A few years ago, the Don Bosco grassy field was reserved exclusively for soccer and the small group of rugby fanatics were told they could only practice on the small strip behind the goals posts. Then one day, when the field was empty they ventured onto the big field but were chased away by the supervisor.
Mugabo recalls, “I was so frustrated, I literally had tears in my eyes. This was the moment the supervisor realised how passionate we are about rugby and he changed his mind”. Today, the field has designated ‘soccer practice days’ and ‘rugby practice days’, and sometimes they split the field. “This is how it is for us,” says Mugabo proudly. “We fight our way in by showing our dedication and values and in the end, that pays off.”
Jimy Mugabo (middle) is the founder and head coach of Thousands Hills Rugby. Serge Shema (left) is the team manager while Jean d’Amour Nsengimana is the treasurer of the club. Ilse Lasschuijt.
Rugby Sevens Event
Mugabo, Shema, and Jean d’Amour Nsengimana, another rugby player who is the treasurer of the club, form the heart of Thousand Hills Rugby.

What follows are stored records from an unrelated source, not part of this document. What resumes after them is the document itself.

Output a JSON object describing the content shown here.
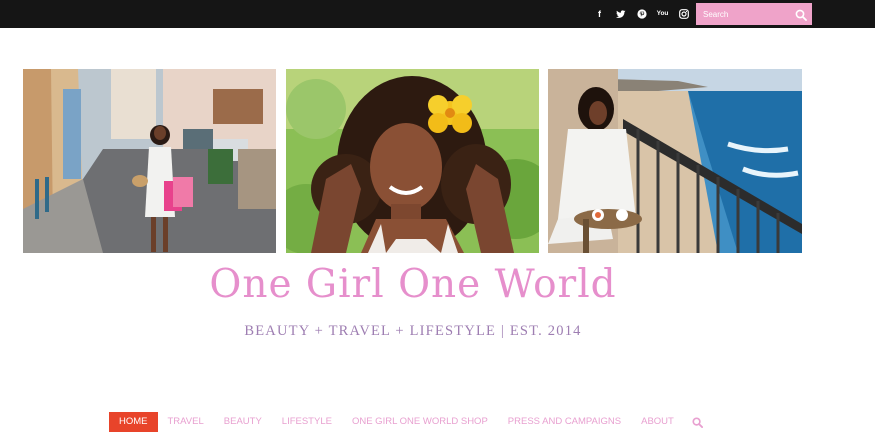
{
  "header": {
    "social_icons": [
      "facebook-icon",
      "twitter-icon",
      "pinterest-icon",
      "youtube-icon",
      "instagram-icon"
    ],
    "social_glyphs": {
      "facebook": "f",
      "youtube": "You"
    },
    "search": {
      "placeholder": "Search",
      "icon": "search-icon"
    }
  },
  "photos": [
    {
      "name": "street-shopping-photo"
    },
    {
      "name": "portrait-flower-photo"
    },
    {
      "name": "balcony-sea-photo"
    }
  ],
  "site": {
    "title": "One Girl One World",
    "tagline": "BEAUTY +  TRAVEL + LIFESTYLE | EST. 2014"
  },
  "nav": {
    "items": [
      "HOME",
      "TRAVEL",
      "BEAUTY",
      "LIFESTYLE",
      "ONE GIRL ONE WORLD SHOP",
      "PRESS AND CAMPAIGNS",
      "ABOUT"
    ],
    "active": "HOME",
    "search_icon": "search-icon"
  },
  "colors": {
    "topbar": "#151515",
    "search_bg": "#efa3c9",
    "title": "#e68fcc",
    "tagline": "#9e7eb2",
    "nav_text": "#e8a0d0",
    "nav_active_bg": "#e8442a"
  }
}
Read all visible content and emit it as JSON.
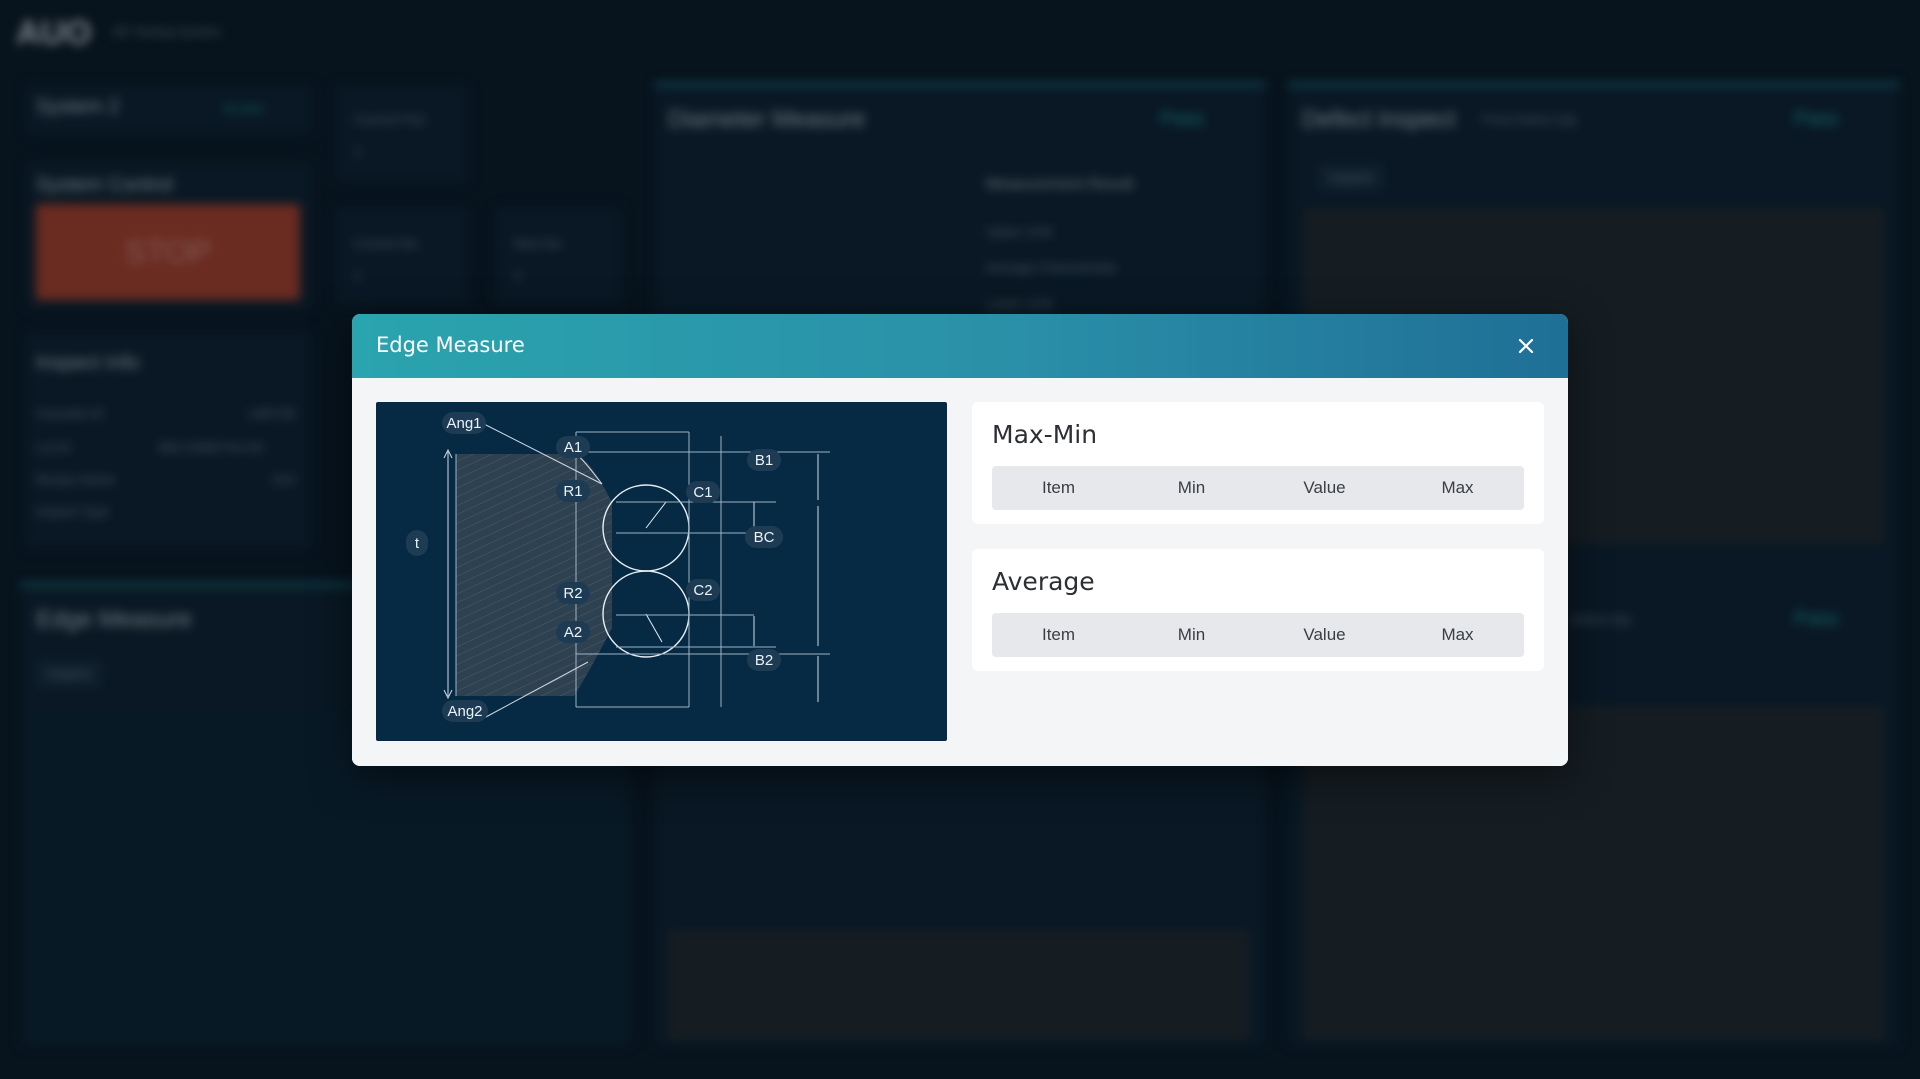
{
  "app": {
    "logo": "AUO",
    "system_name": "AR Testing System"
  },
  "background": {
    "system_card": {
      "title": "System 2",
      "status": "On-line"
    },
    "counters": [
      {
        "label": "Current Pod",
        "value": "1"
      },
      {
        "label": "Current No.",
        "value": "1"
      },
      {
        "label": "Next No.",
        "value": "2"
      }
    ],
    "system_control": {
      "title": "System Control",
      "stop_label": "STOP"
    },
    "inspect_info": {
      "title": "Inspect Info",
      "rows": [
        {
          "label": "Cassette ID",
          "value": "LM0736"
        },
        {
          "label": "Lot ID",
          "value": "999-10960744-4/2"
        },
        {
          "label": "Recipe Name",
          "value": "S10"
        },
        {
          "label": "Inspect Type",
          "value": ""
        }
      ]
    },
    "diameter_measure": {
      "title": "Diameter Measure",
      "status": "Pass",
      "result_title": "Measurement Result",
      "result_rows": [
        "Upper Limit",
        "Average Characteristic",
        "Lower Limit"
      ]
    },
    "defect_inspect": {
      "title": "Defect Inspect",
      "subtitle": "Front Defect Qty",
      "status": "Pass",
      "button": "Inspect"
    },
    "defect_inspect_2": {
      "subtitle": "Defect Qty",
      "status": "Pass"
    },
    "edge_measure": {
      "title": "Edge Measure",
      "button": "Inspect"
    }
  },
  "modal": {
    "title": "Edge Measure",
    "close_icon": "close-icon",
    "diagram_labels": {
      "ang1": "Ang1",
      "ang2": "Ang2",
      "a1": "A1",
      "a2": "A2",
      "r1": "R1",
      "r2": "R2",
      "b1": "B1",
      "b2": "B2",
      "c1": "C1",
      "c2": "C2",
      "bc": "BC",
      "t": "t"
    },
    "max_min": {
      "title": "Max-Min",
      "columns": [
        "Item",
        "Min",
        "Value",
        "Max"
      ]
    },
    "average": {
      "title": "Average",
      "columns": [
        "Item",
        "Min",
        "Value",
        "Max"
      ]
    }
  },
  "colors": {
    "header_gradient_start": "#2aa4ae",
    "header_gradient_end": "#1f6f96",
    "diagram_bg": "#062a44",
    "stop_button": "#c0452e",
    "pass_status": "#26b3ae"
  }
}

Together, they run the club, organise the practice and coaching, run the website, create press material and try to find sponsors.
On September 1, the club will organise their annual Sevens event. The top four teams from Rwanda will be invited, as will teams from neighbouring countries like Burundi, Uganda and DR Congo. “We are always looking for sponsors and gain press attention to get rugby more in the public eye,” Mugabo continues. “It is not easy because we all have fulltime jobs but given a choice we would dedicate all our time to rugby. There is so much to improve on still.“
What are the barriers for rugby in Rwanda?
“The main thing that is holding back Rwandan rugby is lack of facilities, lack of grass pitches, lack of trained coaches and lack of understanding of rugby. We don’t even have bibs for training and we dream of having our own jersey with our Thousand Hills logo on it.
It would especially mean a lot to the kids, to actually see a club jersey and feel validated as a member of a club. And we also like to have the rugby rules translated in Kinyarwanda, so the kids can read through them after practice.”
Practice has started. There are no changing rooms, so everyone changes into sports gear on the side of the field. Kids show up wearing the familiar green slippers, the ones kids from villages all over the country wear. The field is split in two, one part for the senior team’s practice and the other half for the kids. A couple of girls also join. A few soccer kids stay and watch.
“Sports is a powerful, unifying tool for development and social inclusion in Rwanda,” says Mugabo. “I hope that all sports can find a place in Rwanda: soccer, cricket, cycling,” before adding, with a smile, “but I am most passionate about rugby.”